* **Task**: In the records below, some lines contain the word "bonds". Copy each of them.

= = = = = = =

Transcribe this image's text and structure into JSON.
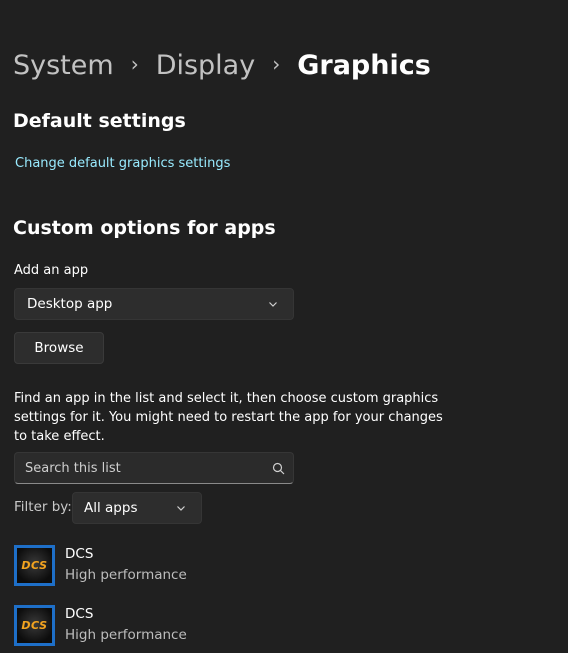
{
  "breadcrumb": {
    "items": [
      "System",
      "Display",
      "Graphics"
    ]
  },
  "default_settings": {
    "title": "Default settings",
    "link": "Change default graphics settings"
  },
  "custom_options": {
    "title": "Custom options for apps",
    "add_app_label": "Add an app",
    "app_type_selected": "Desktop app",
    "browse_label": "Browse",
    "description": "Find an app in the list and select it, then choose custom graphics settings for it. You might need to restart the app for your changes to take effect.",
    "search_placeholder": "Search this list",
    "filter_label": "Filter by:",
    "filter_selected": "All apps"
  },
  "apps": [
    {
      "name": "DCS",
      "setting": "High performance",
      "icon_text": "DCS"
    },
    {
      "name": "DCS",
      "setting": "High performance",
      "icon_text": "DCS"
    }
  ],
  "colors": {
    "background": "#202020",
    "link": "#99ebff",
    "icon_border": "#1e6fc8",
    "icon_text": "#f2a31f"
  }
}
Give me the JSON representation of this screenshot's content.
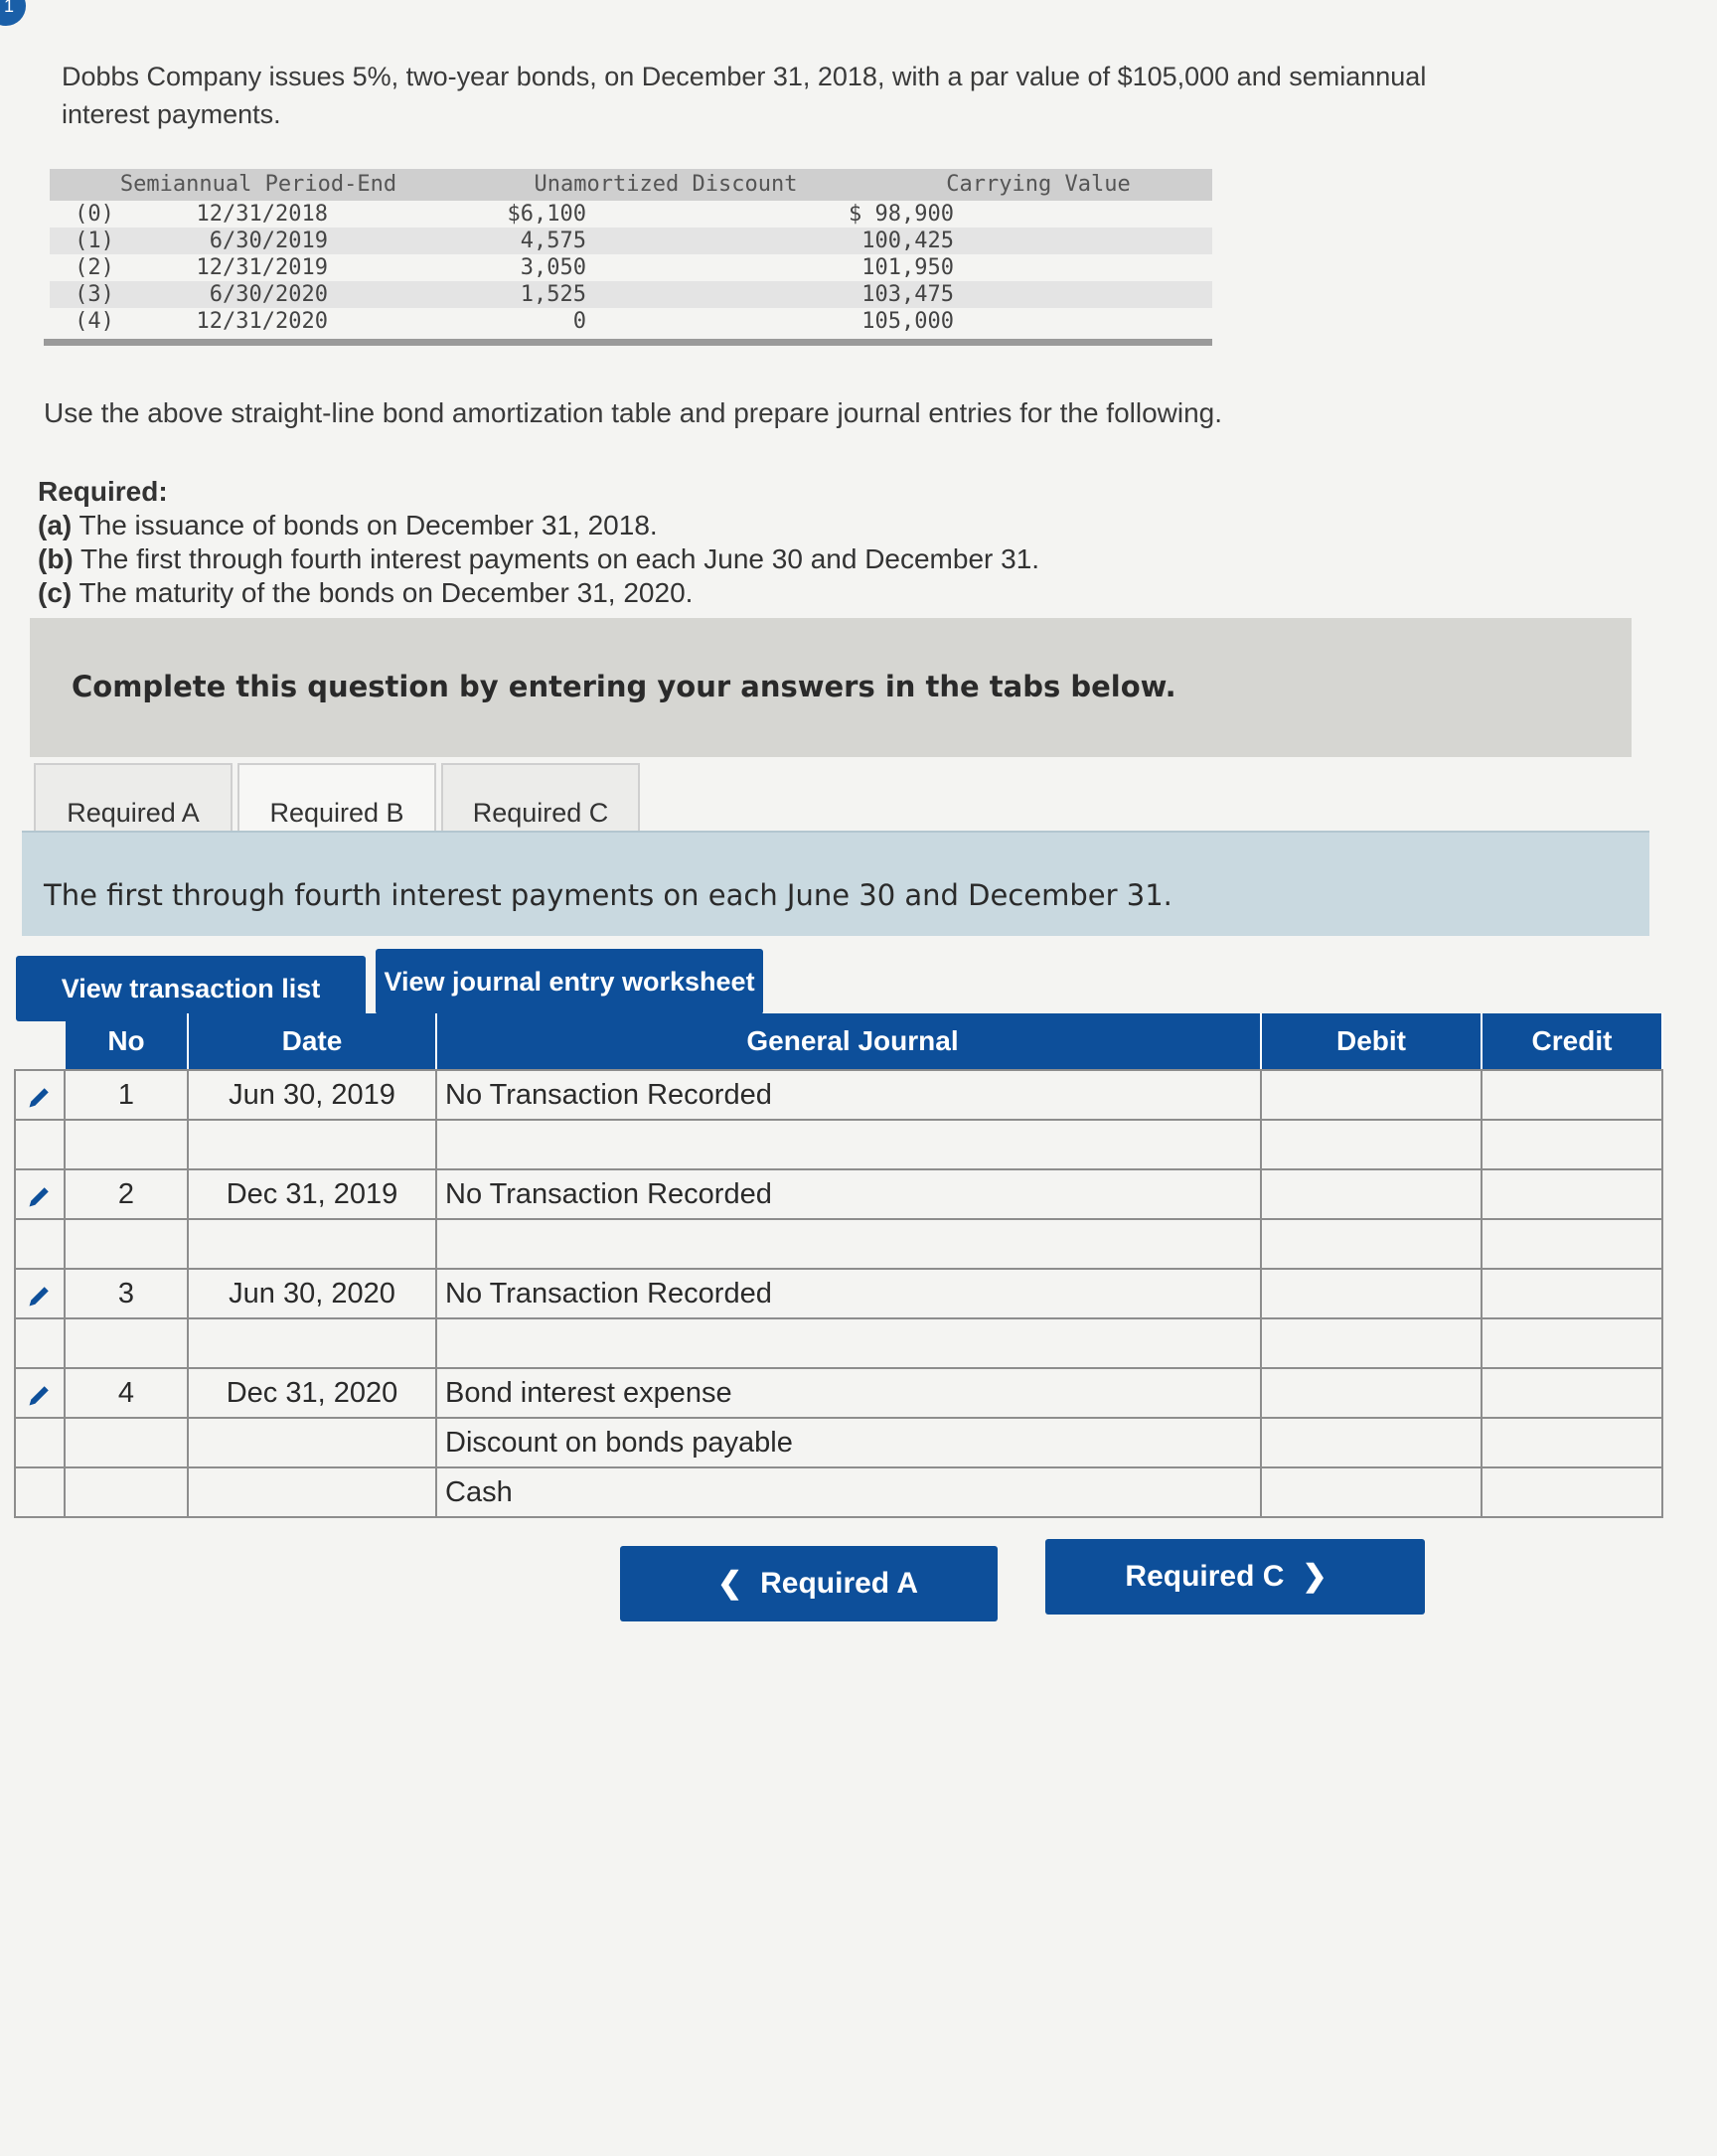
{
  "corner_badge": "1",
  "problem": {
    "intro": "Dobbs Company issues 5%, two-year bonds, on December 31, 2018, with a par value of $105,000 and semiannual interest payments.",
    "instruction": "Use the above straight-line bond amortization table and prepare journal entries for the following.",
    "required_label": "Required:",
    "required_items": [
      {
        "letter": "(a)",
        "text": "The issuance of bonds on December 31, 2018."
      },
      {
        "letter": "(b)",
        "text": "The first through fourth interest payments on each June 30 and December 31."
      },
      {
        "letter": "(c)",
        "text": "The maturity of the bonds on December 31, 2020."
      }
    ]
  },
  "amortization_table": {
    "headers": [
      "Semiannual Period-End",
      "Unamortized Discount",
      "Carrying Value"
    ],
    "rows": [
      {
        "idx": "(0)",
        "date": "12/31/2018",
        "discount": "$6,100",
        "carrying": "$ 98,900"
      },
      {
        "idx": "(1)",
        "date": "6/30/2019",
        "discount": "4,575",
        "carrying": "100,425"
      },
      {
        "idx": "(2)",
        "date": "12/31/2019",
        "discount": "3,050",
        "carrying": "101,950"
      },
      {
        "idx": "(3)",
        "date": "6/30/2020",
        "discount": "1,525",
        "carrying": "103,475"
      },
      {
        "idx": "(4)",
        "date": "12/31/2020",
        "discount": "0",
        "carrying": "105,000"
      }
    ]
  },
  "banner": "Complete this question by entering your answers in the tabs below.",
  "tabs": [
    {
      "label": "Required A"
    },
    {
      "label": "Required B"
    },
    {
      "label": "Required C"
    }
  ],
  "active_tab_description": "The first through fourth interest payments on each June 30 and December 31.",
  "buttons": {
    "view_transaction_list": "View transaction list",
    "view_journal_worksheet": "View journal entry worksheet"
  },
  "journal": {
    "headers": {
      "no": "No",
      "date": "Date",
      "account": "General Journal",
      "debit": "Debit",
      "credit": "Credit"
    },
    "rows": [
      {
        "no": "1",
        "date": "Jun 30, 2019",
        "account": "No Transaction Recorded",
        "debit": "",
        "credit": ""
      },
      {
        "no": "",
        "date": "",
        "account": "",
        "debit": "",
        "credit": ""
      },
      {
        "no": "2",
        "date": "Dec 31, 2019",
        "account": "No Transaction Recorded",
        "debit": "",
        "credit": ""
      },
      {
        "no": "",
        "date": "",
        "account": "",
        "debit": "",
        "credit": ""
      },
      {
        "no": "3",
        "date": "Jun 30, 2020",
        "account": "No Transaction Recorded",
        "debit": "",
        "credit": ""
      },
      {
        "no": "",
        "date": "",
        "account": "",
        "debit": "",
        "credit": ""
      },
      {
        "no": "4",
        "date": "Dec 31, 2020",
        "account": "Bond interest expense",
        "debit": "",
        "credit": ""
      },
      {
        "no": "",
        "date": "",
        "account": "Discount on bonds payable",
        "debit": "",
        "credit": ""
      },
      {
        "no": "",
        "date": "",
        "account": "Cash",
        "debit": "",
        "credit": ""
      }
    ]
  },
  "nav": {
    "prev": "Required A",
    "next": "Required C"
  },
  "colors": {
    "primary_blue": "#0d4f9a",
    "panel_blue": "#c9d9e0",
    "banner_gray": "#d6d6d2"
  }
}
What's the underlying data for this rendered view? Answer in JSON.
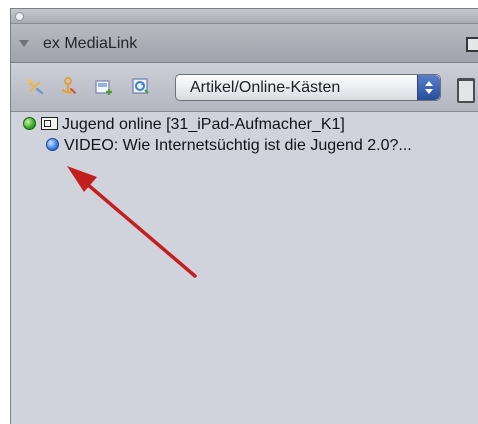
{
  "panel": {
    "title": "ex MediaLink"
  },
  "toolbar": {
    "tools": [
      {
        "icon": "link-tool-icon"
      },
      {
        "icon": "anchor-tool-icon"
      },
      {
        "icon": "add-frame-icon"
      },
      {
        "icon": "refresh-frame-icon"
      }
    ],
    "select": {
      "value": "Artikel/Online-Kästen"
    },
    "trash_icon": "trash-icon"
  },
  "tree": {
    "items": [
      {
        "label": "Jugend online [31_iPad-Aufmacher_K1]",
        "status_color": "#33a81f"
      },
      {
        "label": "VIDEO: Wie Internetsüchtig ist die Jugend 2.0?...",
        "status_color": "#3a7ee6"
      }
    ]
  },
  "annotation": {
    "arrow_color": "#c41f1f"
  }
}
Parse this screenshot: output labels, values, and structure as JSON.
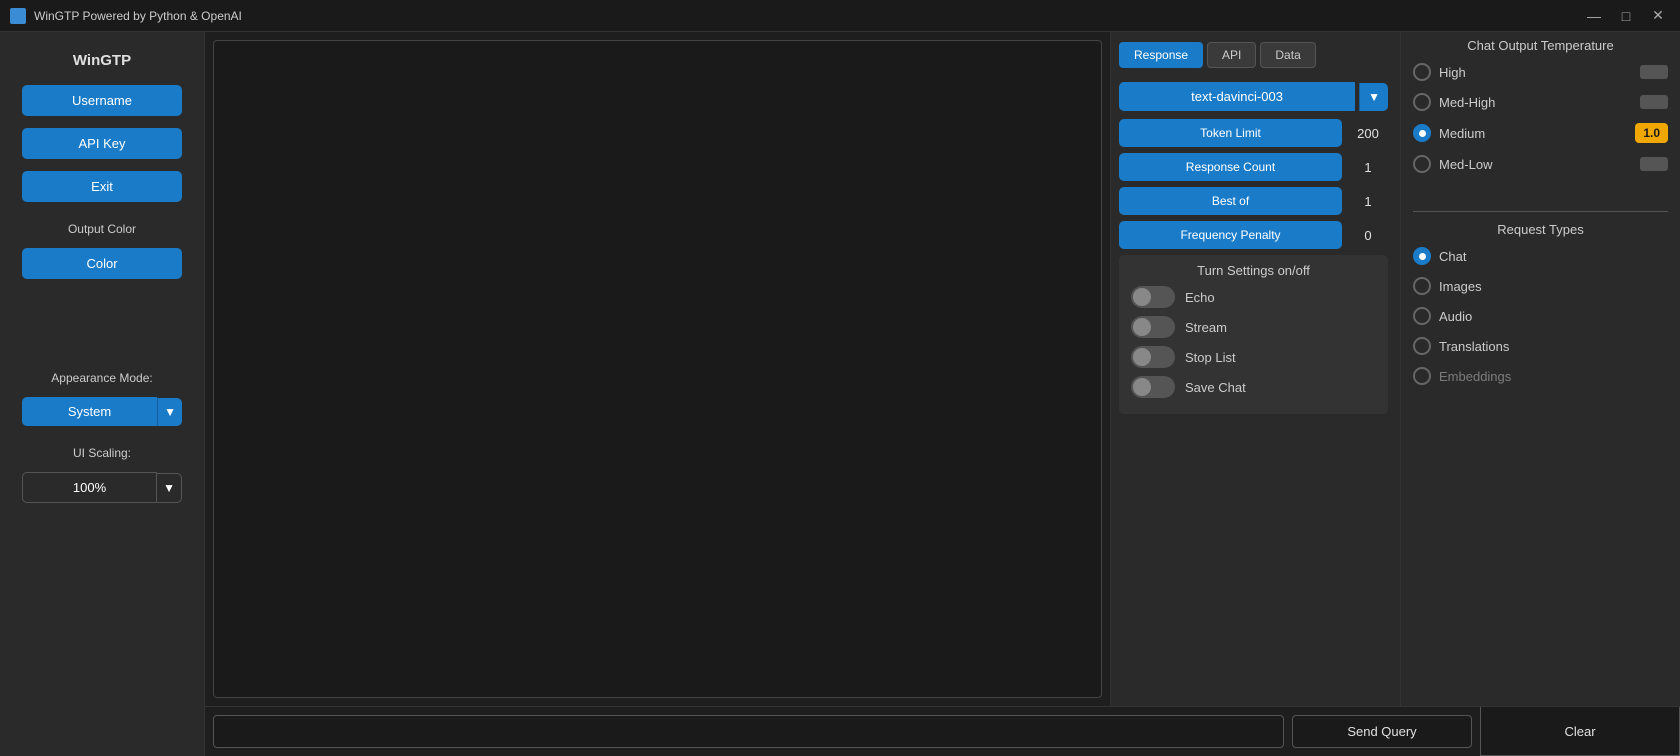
{
  "titlebar": {
    "title": "WinGTP Powered by Python & OpenAI",
    "minimize": "—",
    "maximize": "□",
    "close": "✕"
  },
  "sidebar": {
    "title": "WinGTP",
    "username_btn": "Username",
    "api_key_btn": "API Key",
    "exit_btn": "Exit",
    "output_color_label": "Output Color",
    "color_btn": "Color",
    "appearance_label": "Appearance Mode:",
    "appearance_value": "System",
    "ui_scaling_label": "UI Scaling:",
    "ui_scaling_value": "100%"
  },
  "tabs": [
    {
      "label": "Response",
      "active": true
    },
    {
      "label": "API",
      "active": false
    },
    {
      "label": "Data",
      "active": false
    }
  ],
  "model": {
    "selected": "text-davinci-003"
  },
  "params": [
    {
      "label": "Token Limit",
      "value": "200"
    },
    {
      "label": "Response Count",
      "value": "1"
    },
    {
      "label": "Best of",
      "value": "1"
    },
    {
      "label": "Frequency Penalty",
      "value": "0"
    }
  ],
  "settings_section": {
    "title": "Turn Settings on/off",
    "toggles": [
      {
        "label": "Echo",
        "enabled": false
      },
      {
        "label": "Stream",
        "enabled": false
      },
      {
        "label": "Stop List",
        "enabled": false
      },
      {
        "label": "Save Chat",
        "enabled": false
      }
    ]
  },
  "temperature": {
    "title": "Chat Output Temperature",
    "options": [
      {
        "label": "High",
        "selected": false
      },
      {
        "label": "Med-High",
        "selected": false
      },
      {
        "label": "Medium",
        "selected": true,
        "value": "1.0"
      },
      {
        "label": "Med-Low",
        "selected": false
      }
    ]
  },
  "request_types": {
    "title": "Request Types",
    "options": [
      {
        "label": "Chat",
        "selected": true
      },
      {
        "label": "Images",
        "selected": false
      },
      {
        "label": "Audio",
        "selected": false
      },
      {
        "label": "Translations",
        "selected": false
      },
      {
        "label": "Embeddings",
        "selected": false,
        "partial": true
      }
    ]
  },
  "input": {
    "placeholder": "",
    "send_btn": "Send Query",
    "clear_btn": "Clear"
  }
}
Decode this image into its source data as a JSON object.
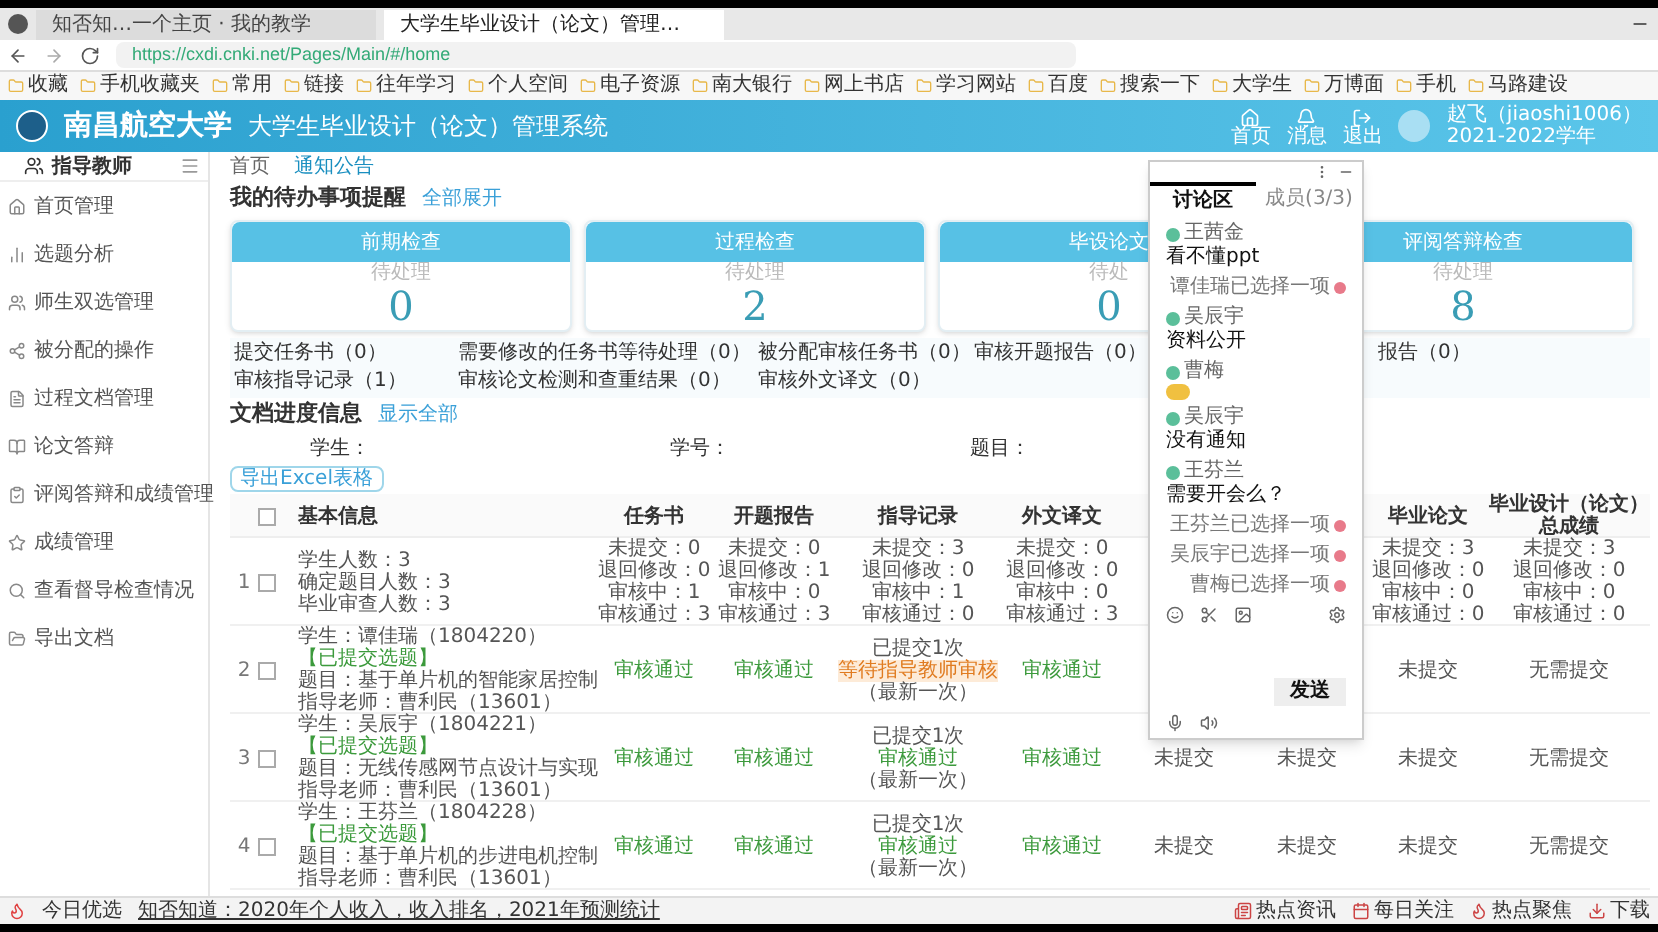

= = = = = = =

* **Answer**:
    "intro": "Dobbs Company issues 5%, two-year bonds, on December 31, 2018, with a par value of $105,000 and semiannual interest payments.",
        "text": "The issuance of bonds on December 31, 2018."
        "text": "The maturity of the bonds on December 31, 2020."
        "account": "Discount on bonds payable",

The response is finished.